• _Task inputs_:
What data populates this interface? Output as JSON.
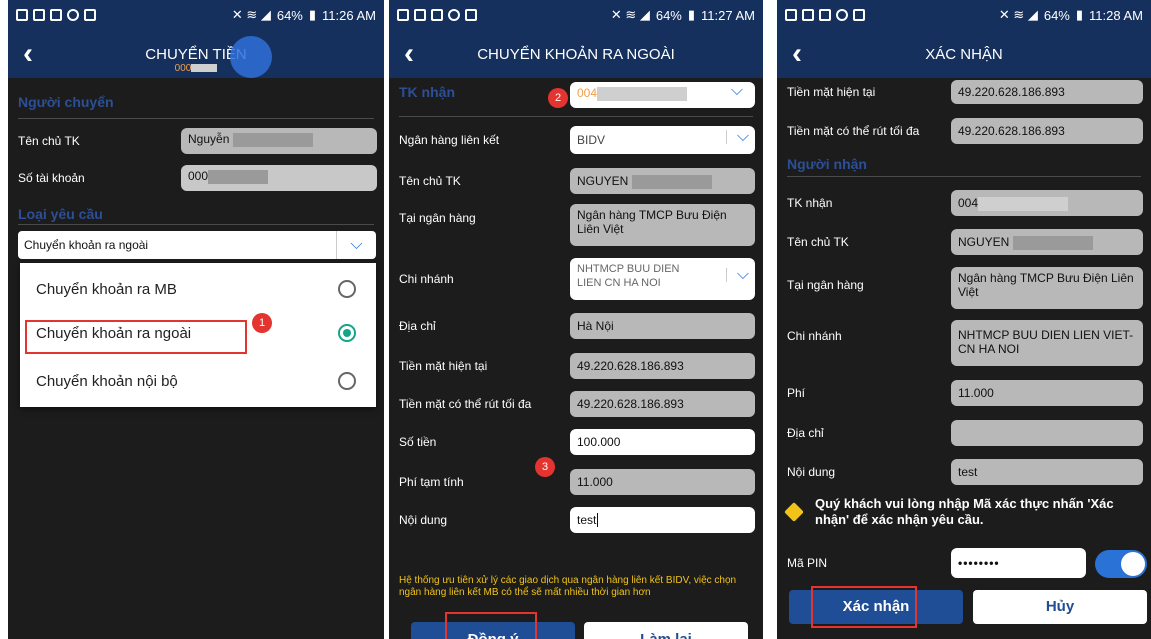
{
  "status": {
    "battery": "64%",
    "time1": "11:26 AM",
    "time2": "11:27 AM",
    "time3": "11:28 AM"
  },
  "screen1": {
    "title": "CHUYỂN TIỀN",
    "subtitle": "000",
    "sender_section": "Người chuyển",
    "owner_label": "Tên chủ TK",
    "owner_value": "Nguyễn",
    "account_label": "Số tài khoản",
    "account_value": "000",
    "request_section": "Loại yêu cầu",
    "request_selected": "Chuyển khoản ra ngoài",
    "options": [
      "Chuyển khoản ra MB",
      "Chuyển khoản ra ngoài",
      "Chuyển khoản nội bộ"
    ],
    "selected_index": 1,
    "badge": "1"
  },
  "screen2": {
    "title": "CHUYỂN KHOẢN RA NGOÀI",
    "receiver_label": "TK nhận",
    "receiver_value": "004",
    "badge2": "2",
    "bank_label": "Ngân hàng liên kết",
    "bank_value": "BIDV",
    "owner_label": "Tên chủ TK",
    "owner_value": "NGUYEN",
    "at_bank_label": "Tại ngân hàng",
    "at_bank_value": "Ngân hàng TMCP Bưu Điện Liên Việt",
    "branch_label": "Chi nhánh",
    "branch_value": "NHTMCP BUU DIEN LIEN CN HA NOI",
    "address_label": "Địa chỉ",
    "address_value": "Hà Nội",
    "cash_label": "Tiền mặt hiện tại",
    "cash_value": "49.220.628.186.893",
    "max_label": "Tiền mặt có thể rút tối đa",
    "max_value": "49.220.628.186.893",
    "amount_label": "Số tiền",
    "amount_value": "100.000",
    "badge3": "3",
    "fee_label": "Phí tạm tính",
    "fee_value": "11.000",
    "content_label": "Nội dung",
    "content_value": "test",
    "notice": "Hệ thống ưu tiên xử lý các giao dịch qua ngân hàng liên kết BIDV, việc chọn ngân hàng liên kết MB có thể sẽ mất nhiều thời gian hơn",
    "agree_button": "Đồng ý",
    "reset_button": "Làm lại"
  },
  "screen3": {
    "title": "XÁC NHẬN",
    "cash_label": "Tiền mặt hiện tại",
    "cash_value": "49.220.628.186.893",
    "max_label": "Tiền mặt có thể rút tối đa",
    "max_value": "49.220.628.186.893",
    "receiver_section": "Người nhận",
    "receiver_label": "TK nhận",
    "receiver_value": "004",
    "owner_label": "Tên chủ TK",
    "owner_value": "NGUYEN",
    "at_bank_label": "Tại ngân hàng",
    "at_bank_value": "Ngân hàng TMCP Bưu Điện Liên Việt",
    "branch_label": "Chi nhánh",
    "branch_value": "NHTMCP BUU DIEN LIEN VIET-CN HA NOI",
    "fee_label": "Phí",
    "fee_value": "11.000",
    "address_label": "Địa chỉ",
    "address_value": "",
    "content_label": "Nội dung",
    "content_value": "test",
    "notice": "Quý khách vui lòng nhập Mã xác thực nhấn 'Xác nhận' để xác nhận yêu cầu.",
    "pin_label": "Mã PIN",
    "pin_value": "••••••••",
    "confirm_button": "Xác nhận",
    "cancel_button": "Hủy"
  },
  "colors": {
    "header": "#15305d",
    "accent": "#2a72d6",
    "highlight": "#e3342f",
    "notice": "#f0c419"
  }
}
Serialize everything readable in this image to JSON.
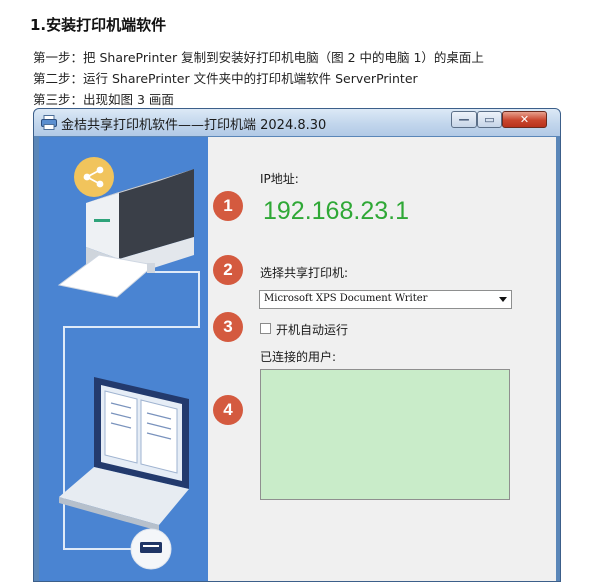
{
  "doc": {
    "heading": "1.安装打印机端软件",
    "steps": [
      "第一步：把 SharePrinter 复制到安装好打印机电脑（图 2 中的电脑 1）的桌面上",
      "第二步：运行 SharePrinter 文件夹中的打印机端软件 ServerPrinter",
      "第三步：出现如图 3 画面"
    ]
  },
  "window": {
    "title": "金桔共享打印机软件——打印机端 2024.8.30",
    "buttons": {
      "minimize": "—",
      "maximize": "▭",
      "close": "✕"
    }
  },
  "form": {
    "ip_label": "IP地址:",
    "ip_value": "192.168.23.1",
    "printer_label": "选择共享打印机:",
    "printer_selected": "Microsoft XPS Document Writer",
    "autorun_label": "开机自动运行",
    "autorun_checked": false,
    "users_label": "已连接的用户:",
    "connected_users": []
  },
  "markers": [
    "1",
    "2",
    "3",
    "4"
  ],
  "colors": {
    "ip_text": "#2fa836",
    "marker": "#d45a3f",
    "users_box": "#c9ecc9",
    "illustration_bg": "#4a84d2"
  },
  "icons": [
    "share-icon",
    "printer-icon",
    "laptop-icon",
    "app-printer-icon"
  ]
}
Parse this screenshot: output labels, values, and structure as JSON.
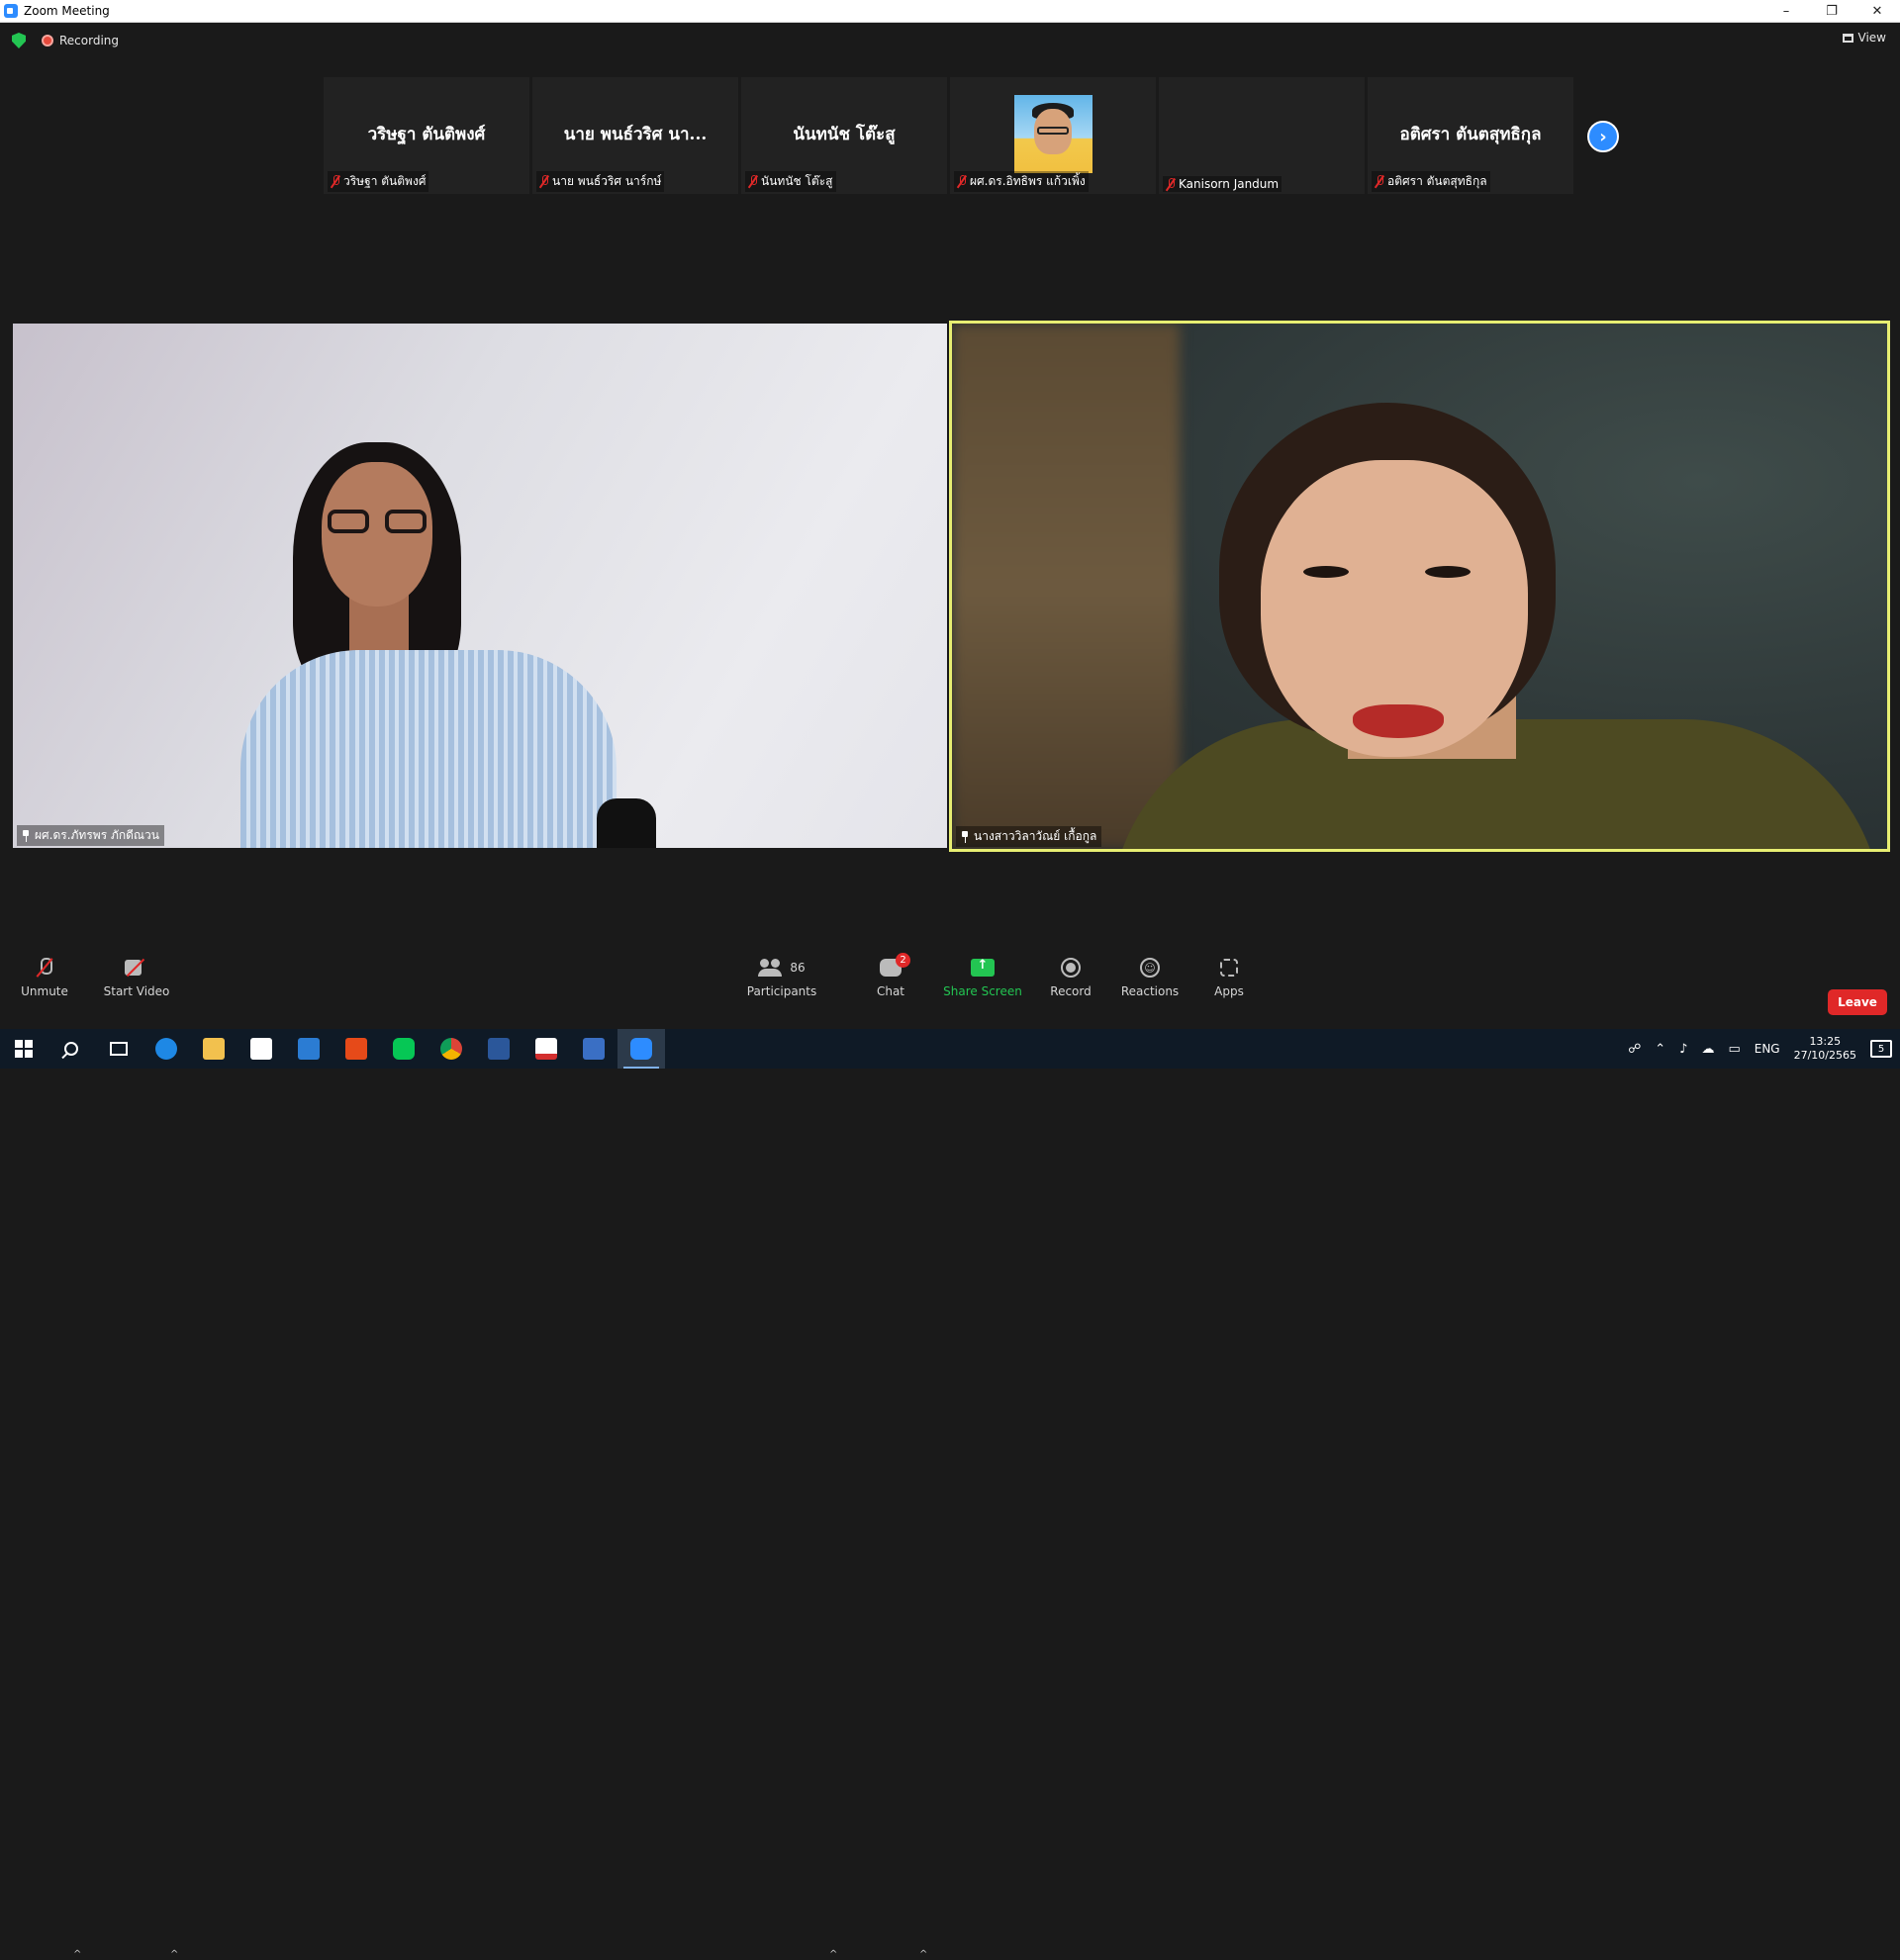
{
  "window": {
    "title": "Zoom Meeting",
    "controls": [
      "–",
      "❐",
      "✕"
    ]
  },
  "status": {
    "recording_label": "Recording",
    "view_label": "View"
  },
  "strip": {
    "tiles": [
      {
        "display_name": "วริษฐา ตันติพงศ์",
        "label": "วริษฐา ตันติพงศ์"
      },
      {
        "display_name": "นาย พนธ์วริศ นา...",
        "label": "นาย พนธ์วริศ นาร์กษ์"
      },
      {
        "display_name": "นันทนัช โต๊ะสู",
        "label": "นันทนัช โต๊ะสู"
      },
      {
        "display_name": "",
        "label": "ผศ.ดร.อิทธิพร แก้วเพิ้ง"
      },
      {
        "display_name": "",
        "label": "Kanisorn  Jandum"
      },
      {
        "display_name": "อติศรา ตันตสุทธิกุล",
        "label": "อติศรา ตันตสุทธิกุล"
      }
    ],
    "next_icon": "chevron-right-icon"
  },
  "videos": {
    "left_name": "ผศ.ดร.ภัทรพร ภักดีณวน",
    "right_name": "นางสาววิลาวัณย์ เกื้อกูล"
  },
  "toolbar": {
    "unmute": "Unmute",
    "start_video": "Start Video",
    "participants": "Participants",
    "participants_count": "86",
    "chat": "Chat",
    "chat_badge": "2",
    "share_screen": "Share Screen",
    "record": "Record",
    "reactions": "Reactions",
    "apps": "Apps",
    "leave": "Leave",
    "caret": "^"
  },
  "taskbar": {
    "language": "ENG",
    "time": "13:25",
    "date": "27/10/2565",
    "notification_count": "5",
    "apps": [
      "start",
      "search",
      "task-view",
      "edge",
      "file-explorer",
      "store",
      "mail",
      "office",
      "line",
      "chrome",
      "word",
      "acrobat",
      "reader",
      "zoom"
    ]
  },
  "colors": {
    "active_speaker_border": "#e7ee72",
    "leave": "#e02828",
    "share": "#23c552",
    "accent": "#2d8cff"
  }
}
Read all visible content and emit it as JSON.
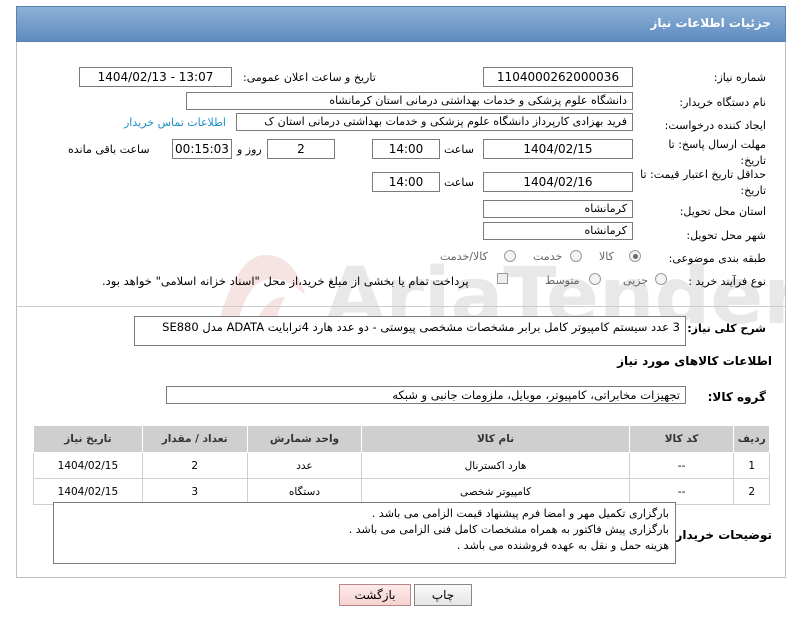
{
  "header": {
    "title": "جزئیات اطلاعات نیاز"
  },
  "need_number": {
    "label": "شماره نیاز:",
    "value": "1104000262000036"
  },
  "announce": {
    "label": "تاریخ و ساعت اعلان عمومی:",
    "value": "1404/02/13 - 13:07"
  },
  "buyer_org": {
    "label": "نام دستگاه خریدار:",
    "value": "دانشگاه علوم پزشکی و خدمات بهداشتی  درمانی استان کرمانشاه"
  },
  "requester": {
    "label": "ایجاد کننده درخواست:",
    "value": "فرید  بهزادی کارپرداز دانشگاه علوم پزشکی و خدمات بهداشتی  درمانی استان ک",
    "contact_link": "اطلاعات تماس خریدار"
  },
  "reply_deadline": {
    "label": "مهلت ارسال پاسخ: تا تاریخ:",
    "date": "1404/02/15",
    "time_label": "ساعت",
    "time": "14:00",
    "days": "2",
    "days_label": "روز و",
    "remaining": "00:15:03",
    "remaining_label": "ساعت باقی مانده"
  },
  "price_validity": {
    "label": "حداقل تاریخ اعتبار قیمت: تا تاریخ:",
    "date": "1404/02/16",
    "time_label": "ساعت",
    "time": "14:00"
  },
  "province": {
    "label": "استان محل تحویل:",
    "value": "کرمانشاه"
  },
  "city": {
    "label": "شهر محل تحویل:",
    "value": "کرمانشاه"
  },
  "category": {
    "label": "طبقه بندی موضوعی:",
    "options": [
      "کالا",
      "خدمت",
      "کالا/خدمت"
    ],
    "selected": "کالا"
  },
  "process": {
    "label": "نوع فرآیند خرید :",
    "options": [
      "جزیی",
      "متوسط"
    ],
    "payment_note": "پرداخت تمام یا بخشی از مبلغ خرید،از محل \"اسناد خزانه اسلامی\" خواهد بود."
  },
  "description": {
    "label": "شرح کلی نیاز:",
    "value": "3 عدد سیستم کامپیوتر کامل برابر مشخصات مشخصی پیوستی - دو عدد هارد 4ترابایت ADATA مدل SE880"
  },
  "goods_info": {
    "title": "اطلاعات کالاهای مورد نیاز"
  },
  "goods_group": {
    "label": "گروه کالا:",
    "value": "تجهیزات مخابراتی، کامپیوتر، موبایل، ملزومات جانبی و شبکه"
  },
  "table": {
    "headers": [
      "ردیف",
      "کد کالا",
      "نام کالا",
      "واحد شمارش",
      "تعداد / مقدار",
      "تاریخ نیاز"
    ],
    "rows": [
      [
        "1",
        "--",
        "هارد اکسترنال",
        "عدد",
        "2",
        "1404/02/15"
      ],
      [
        "2",
        "--",
        "کامپیوتر شخصی",
        "دستگاه",
        "3",
        "1404/02/15"
      ]
    ]
  },
  "buyer_notes": {
    "label": "توضیحات خریدار:",
    "lines": [
      "بارگزاری تکمیل مهر و امضا فرم پیشنهاد قیمت الزامی می باشد .",
      "بارگزاری پیش فاکتور به همراه مشخصات کامل فنی الزامی می باشد .",
      "هزینه حمل و نقل به عهده فروشنده می باشد ."
    ]
  },
  "buttons": {
    "print": "چاپ",
    "back": "بازگشت"
  }
}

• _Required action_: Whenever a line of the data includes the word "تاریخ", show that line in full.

• _Expected answer_:
    "label": "تاریخ و ساعت اعلان عمومی:",
    "label": "مهلت ارسال پاسخ: تا تاریخ:",
    "label": "حداقل تاریخ اعتبار قیمت: تا تاریخ:",
      "تاریخ نیاز"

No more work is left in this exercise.